McMillan, Bruce. 1988. Growing colors.
New York: Lothrop, Lee, and Shepard Books. ISBN: 0688078451.
The title of this simple yet captivating concept book states the main
idea woven throughout the book. This text is filled with wonderful
photos that show all the colors that can grow in a vegetable garden.
Using a repetitive and predictable layout, McMillan allows the youngest
child to participate in "reading" this photo essay. Each double page
spread uses the exact same format. The left page states the color, and
the large font is printed in the color being portrayed. This word is
printed on the bottom right of the page, and the upper left of this
page shows a picture of an entire vegetable plant from a distance, such
as a row of corn. The right page shows a close-up of the vegetable.
Pages 30-31 show thumbnail photos of all the veggies used in the book
the color and name of the vegetable written to either side. The final
page of the book contains a photograph of four peppers of different
colors, and a three paragraph note from the author that discusses the
ideas behind the book, his purpose for writing, and details about the
process of photographing the vegetables.
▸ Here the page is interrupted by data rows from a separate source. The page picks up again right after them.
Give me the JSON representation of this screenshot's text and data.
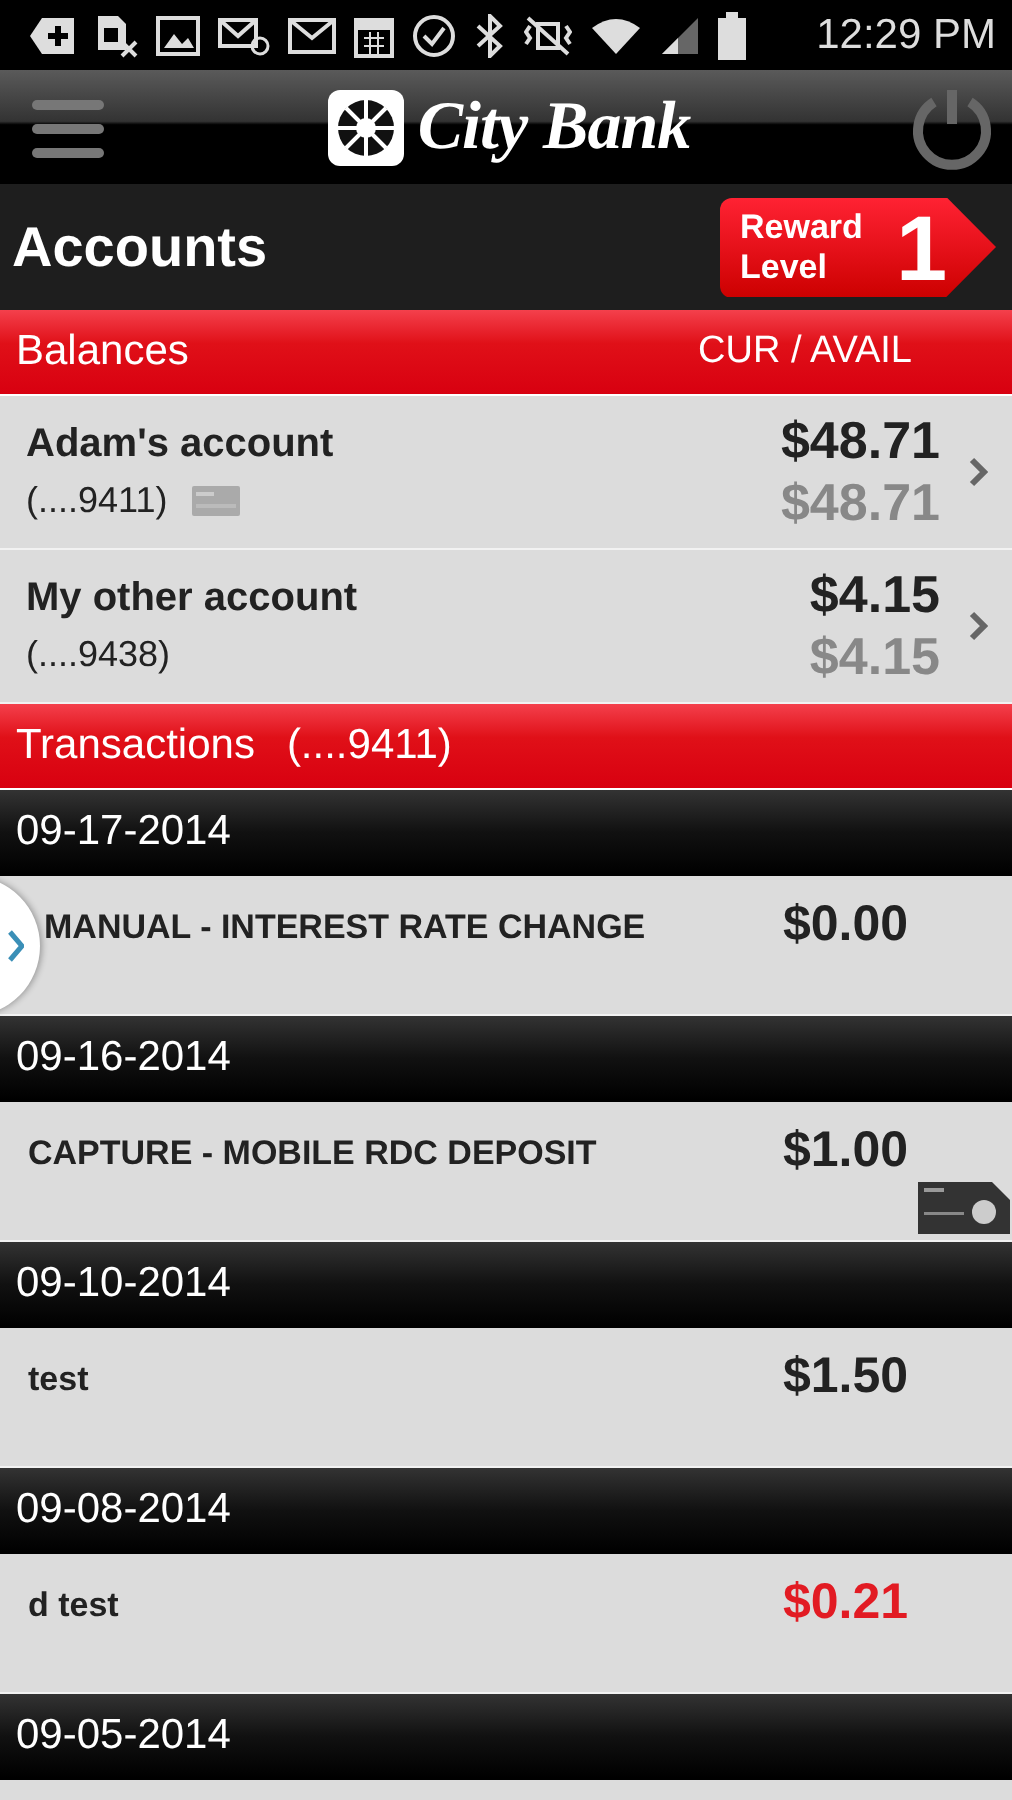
{
  "status_bar": {
    "time": "12:29 PM"
  },
  "app_bar": {
    "logo_text": "City Bank"
  },
  "page": {
    "title": "Accounts",
    "reward": {
      "label": "Reward Level",
      "level_text": "1"
    }
  },
  "balances": {
    "title": "Balances",
    "columns_label": "CUR / AVAIL",
    "accounts": [
      {
        "name": "Adam's account",
        "number": "(....9411)",
        "card": true,
        "current": "$48.71",
        "available": "$48.71"
      },
      {
        "name": "My other account",
        "number": "(....9438)",
        "card": false,
        "current": "$4.15",
        "available": "$4.15"
      }
    ]
  },
  "transactions": {
    "title": "Transactions",
    "account": "(....9411)",
    "groups": [
      {
        "date": "09-17-2014",
        "items": [
          {
            "description": "MANUAL - INTEREST RATE CHANGE",
            "amount": "$0.00",
            "negative": false,
            "image": false
          }
        ]
      },
      {
        "date": "09-16-2014",
        "items": [
          {
            "description": "CAPTURE - MOBILE RDC DEPOSIT",
            "amount": "$1.00",
            "negative": false,
            "image": true
          }
        ]
      },
      {
        "date": "09-10-2014",
        "items": [
          {
            "description": "test",
            "amount": "$1.50",
            "negative": false,
            "image": false
          }
        ]
      },
      {
        "date": "09-08-2014",
        "items": [
          {
            "description": "d test",
            "amount": "$0.21",
            "negative": true,
            "image": false
          }
        ]
      },
      {
        "date": "09-05-2014"
      }
    ]
  }
}
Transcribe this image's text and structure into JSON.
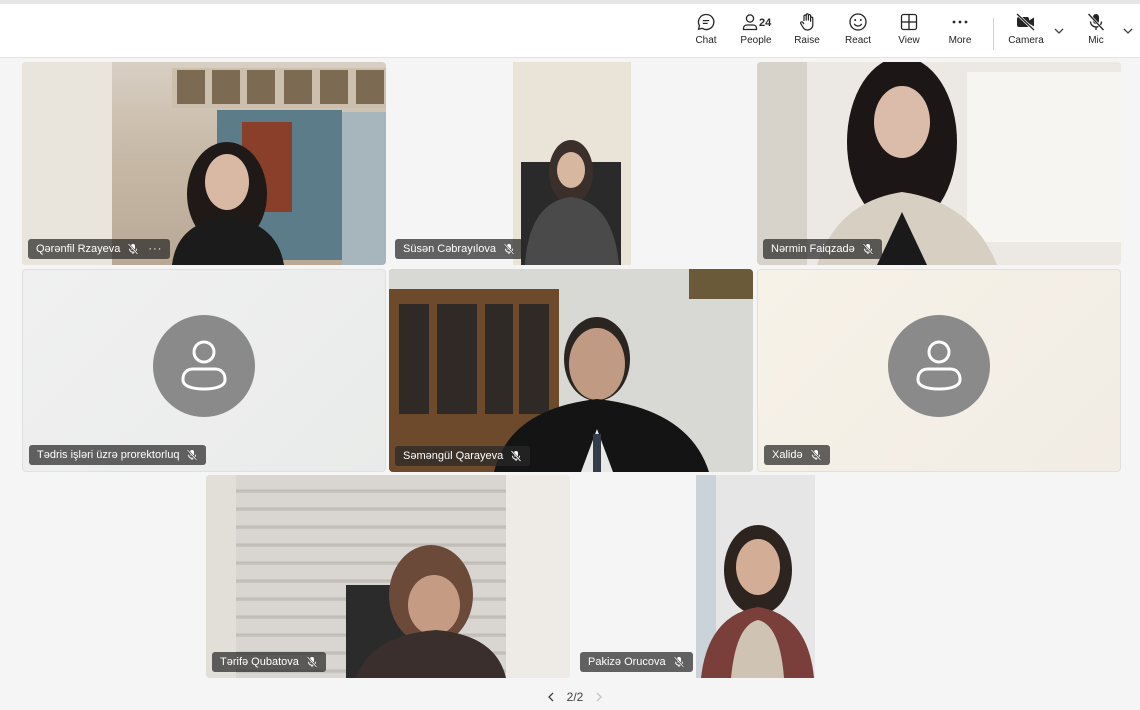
{
  "toolbar": {
    "chat_label": "Chat",
    "people_label": "People",
    "people_count": "24",
    "raise_label": "Raise",
    "react_label": "React",
    "view_label": "View",
    "more_label": "More",
    "camera_label": "Camera",
    "mic_label": "Mic"
  },
  "participants": [
    {
      "name": "Qərənfil Rzayeva",
      "more": "···"
    },
    {
      "name": "Süsən Cəbrayılova"
    },
    {
      "name": "Nərmin Faiqzadə"
    },
    {
      "name": "Tədris işləri üzrə prorektorluq"
    },
    {
      "name": "Səməngül Qarayeva"
    },
    {
      "name": "Xalidə"
    },
    {
      "name": "Tərifə Qubatova"
    },
    {
      "name": "Pakizə Orucova"
    }
  ],
  "pager": {
    "label": "2/2"
  },
  "colors": {
    "accent": "#242424",
    "tile_border": "#e0e0e0",
    "avatar": "#8a8a8a",
    "nametag_bg": "rgba(40,40,40,0.72)"
  }
}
No further access features are
The clear standout feature of this book is the excellent photography.
Never before have plain old raw vegetables looked so delicious and
artistic at the same time. Each vegetable looks as if it is at the
perfect ripeness for picking and has just been washed clean by a cool
spring shower. The size of the pictures further enhances their
usefulness by allowing the reader to examine every aspect of the
vegetable in the photo. Jobe commented on this in his review by
stating, "The intensity and vibrance of color is breathtaking. This is
a spotless book -- even the onions and potatoes pulled directly from
the dirt are ultra-clean. Exceptional clarity and artistic composition
of the dew-tpped photographs makes each suitable for framing."
I read this with my 2-year-old, and he was truly captivated by the
photos. He enjoyed being able to name the colors that he knows, and was
inquisitive about the ones that he didn't recognize. He is just
starting to recognize and differentiate between colors, so this was a
real success at naptime today. His favorite picture was the photo on
the last page that shows the four different colored peppers side by
side. He seemed interested that they were all peppers, but they were
Jobe, Ronald. 1988. Book review. School
Library Journal 35(1). In
EBSCOHost (database online). Available
from http://search.epnet.com/login.asp. Accessed 19 April 2005.